### Records shown
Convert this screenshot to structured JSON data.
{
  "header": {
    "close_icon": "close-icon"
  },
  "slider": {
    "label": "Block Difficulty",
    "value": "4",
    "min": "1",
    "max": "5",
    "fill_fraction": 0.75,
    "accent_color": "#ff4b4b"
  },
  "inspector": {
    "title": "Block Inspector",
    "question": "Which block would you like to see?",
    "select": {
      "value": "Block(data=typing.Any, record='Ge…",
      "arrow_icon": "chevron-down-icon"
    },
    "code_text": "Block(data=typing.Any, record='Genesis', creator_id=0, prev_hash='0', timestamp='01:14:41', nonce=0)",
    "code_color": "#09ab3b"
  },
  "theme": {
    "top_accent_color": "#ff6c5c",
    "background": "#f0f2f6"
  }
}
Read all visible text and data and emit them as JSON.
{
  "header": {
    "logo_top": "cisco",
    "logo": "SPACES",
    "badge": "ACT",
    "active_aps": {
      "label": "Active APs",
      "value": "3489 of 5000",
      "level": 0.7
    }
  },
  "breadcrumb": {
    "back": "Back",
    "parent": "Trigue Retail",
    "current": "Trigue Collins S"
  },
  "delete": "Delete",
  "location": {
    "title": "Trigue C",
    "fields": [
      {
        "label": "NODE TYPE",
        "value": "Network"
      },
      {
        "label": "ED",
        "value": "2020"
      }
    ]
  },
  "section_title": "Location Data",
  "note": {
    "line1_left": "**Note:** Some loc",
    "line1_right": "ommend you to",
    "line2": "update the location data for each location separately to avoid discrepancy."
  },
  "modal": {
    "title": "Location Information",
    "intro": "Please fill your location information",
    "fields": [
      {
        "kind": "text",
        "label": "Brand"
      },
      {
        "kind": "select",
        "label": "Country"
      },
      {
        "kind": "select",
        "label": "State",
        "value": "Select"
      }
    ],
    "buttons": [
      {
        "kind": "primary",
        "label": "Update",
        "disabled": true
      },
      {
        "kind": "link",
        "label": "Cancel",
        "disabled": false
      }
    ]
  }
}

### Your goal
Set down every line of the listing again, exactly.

### Answer for the task
Convert this screenshot to structured JSON data.
{
  "header": {
    "close_icon": "close-icon"
  },
  "slider": {
    "label": "Block Difficulty",
    "value": "4",
    "min": "1",
    "max": "5",
    "fill_fraction": 0.75,
    "accent_color": "#ff4b4b"
  },
  "inspector": {
    "title": "Block Inspector",
    "question": "Which block would you like to see?",
    "select": {
      "value": "Block(data=typing.Any, record='Ge…",
      "arrow_icon": "chevron-down-icon"
    },
    "code_text": "Block(data=typing.Any, record='Genesis', creator_id=0, prev_hash='0', timestamp='01:14:41', nonce=0)",
    "code_color": "#09ab3b"
  },
  "theme": {
    "top_accent_color": "#ff6c5c",
    "background": "#f0f2f6"
  }
}
Read all visible text and data and emit them as JSON.
{
  "header": {
    "logo_top": "cisco",
    "logo": "SPACES",
    "badge": "ACT",
    "active_aps": {
      "label": "Active APs",
      "value": "3489 of 5000",
      "level": 0.7
    }
  },
  "breadcrumb": {
    "back": "Back",
    "parent": "Trigue Retail",
    "current": "Trigue Collins S"
  },
  "delete": "Delete",
  "location": {
    "title": "Trigue C",
    "fields": [
      {
        "label": "NODE TYPE",
        "value": "Network"
      },
      {
        "label": "ED",
        "value": "2020"
      }
    ]
  },
  "section_title": "Location Data",
  "note": {
    "line1_left": "**Note:** Some loc",
    "line1_right": "ommend you to",
    "line2": "update the location data for each location separately to avoid discrepancy."
  },
  "modal": {
    "title": "Location Information",
    "intro": "Please fill your location information",
    "fields": [
      {
        "kind": "text",
        "label": "Brand"
      },
      {
        "kind": "select",
        "label": "Country"
      },
      {
        "kind": "select",
        "label": "State",
        "value": "Select"
      }
    ],
    "buttons": [
      {
        "kind": "primary",
        "label": "Update",
        "disabled": true
      },
      {
        "kind": "link",
        "label": "Cancel",
        "disabled": false
      }
    ]
  }
}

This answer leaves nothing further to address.